“The blood of martyrs is the seed of the Church.” – Tertullian
I remember the story of Saint Stephen vividly from my elementary school religion class. A disciple of Christ, he proclaimed the good news and was brought before the Sanhedrin. He refused to recant about Jesus and so he was condemned by none other than Saul who would later convert and become one of the greatest Apostles. Even as he was stoned to death Stephen praised God and forgave his executors. The whole story is told in one chapter of the Acts of the Apostles.
The story is very similar to that of Christ: a man falsely accused, put to death, yet forgiving his enemies. The lesson is that anyone, even the fully human, can follow the path of Christ. It’s a tough lesson, because it is a hard choice to make to lay down one’s life for one’s faith.

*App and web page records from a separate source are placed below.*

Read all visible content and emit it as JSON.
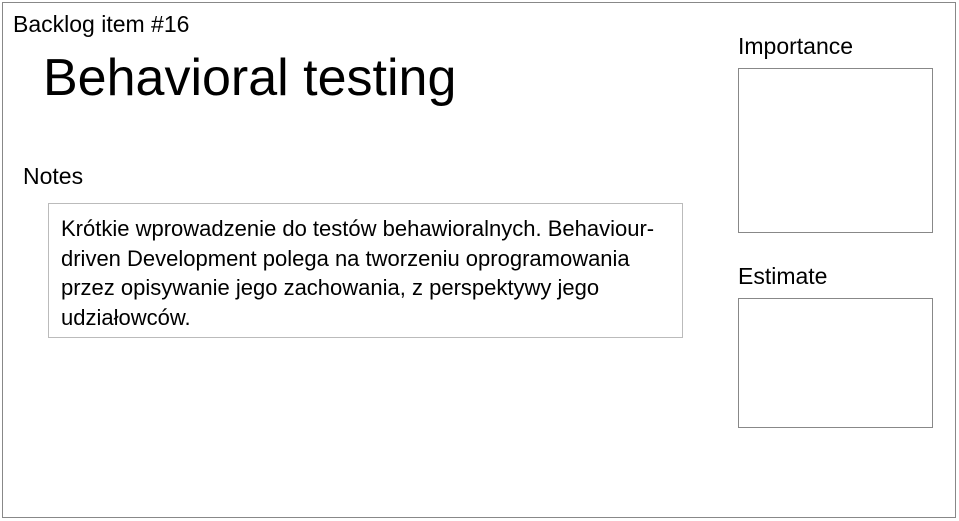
{
  "card": {
    "backlog_label": "Backlog item #16",
    "title": "Behavioral testing",
    "notes_label": "Notes",
    "notes_text": "Krótkie wprowadzenie do testów behawioralnych. Behaviour-driven Development polega na tworzeniu oprogramowania przez opisywanie jego zachowania, z perspektywy jego udziałowców.",
    "importance_label": "Importance",
    "importance_value": "",
    "estimate_label": "Estimate",
    "estimate_value": ""
  }
}
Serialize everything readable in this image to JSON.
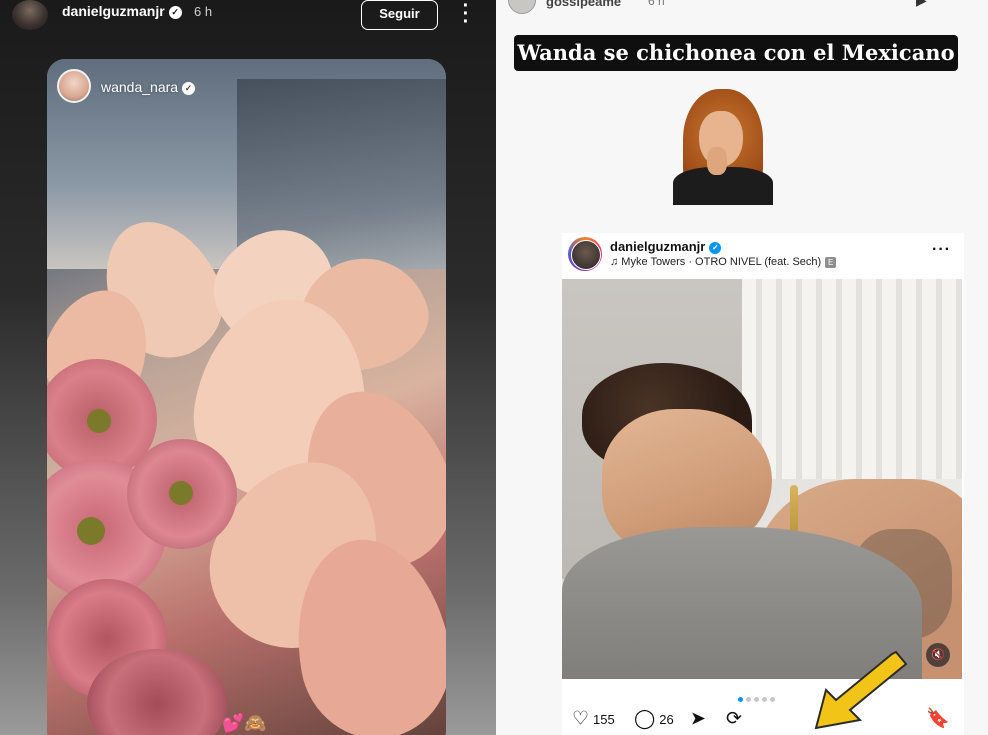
{
  "left_story": {
    "username": "danielguzmanjr",
    "time": "6 h",
    "follow_label": "Seguir",
    "more_icon": "more-vertical-icon",
    "shared_post": {
      "username": "wanda_nara",
      "stickers": "💕🙈"
    }
  },
  "right_story": {
    "username": "gossipeame",
    "time": "6 h",
    "headline": "Wanda se chichonea con el Mexicano",
    "post": {
      "username": "danielguzmanjr",
      "music": "♫ Myke Towers · OTRO NIVEL (feat. Sech)",
      "explicit": "E",
      "likes": "155",
      "comments": "26",
      "carousel_dots": 5,
      "active_dot": 0
    }
  },
  "colors": {
    "accent_blue": "#0095f6",
    "headline_bg": "#0f0f0f",
    "arrow_yellow": "#f2c418"
  }
}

Stephen is the first martyr and thus his feast day was placed near the day of Christ’s nativity. Because of the proximity to Christmas, St. Stephen’s day is celebrated in many countries as a holiday in it’s own right, akin ot Boxing Day. This includes Ireland where on St. Stephen’s Day children celebrate the Wren Dance. The events of one of my favorite Christmas carols “Good King Wenceclaus” take place on the Feast of Stephen, in which the Czech saint gives alms and miraculously rescues his page. Another favorite song of mine, “St. Stephen” by the Grateful Dead lyrically appears to have nothing to do with the saint, but is a good song nonetheless.
More on St. Stephen can found at Catholic Encyclopedia, Catholic Online, and Saint of the Day.
Happy St. Stephen’s Day!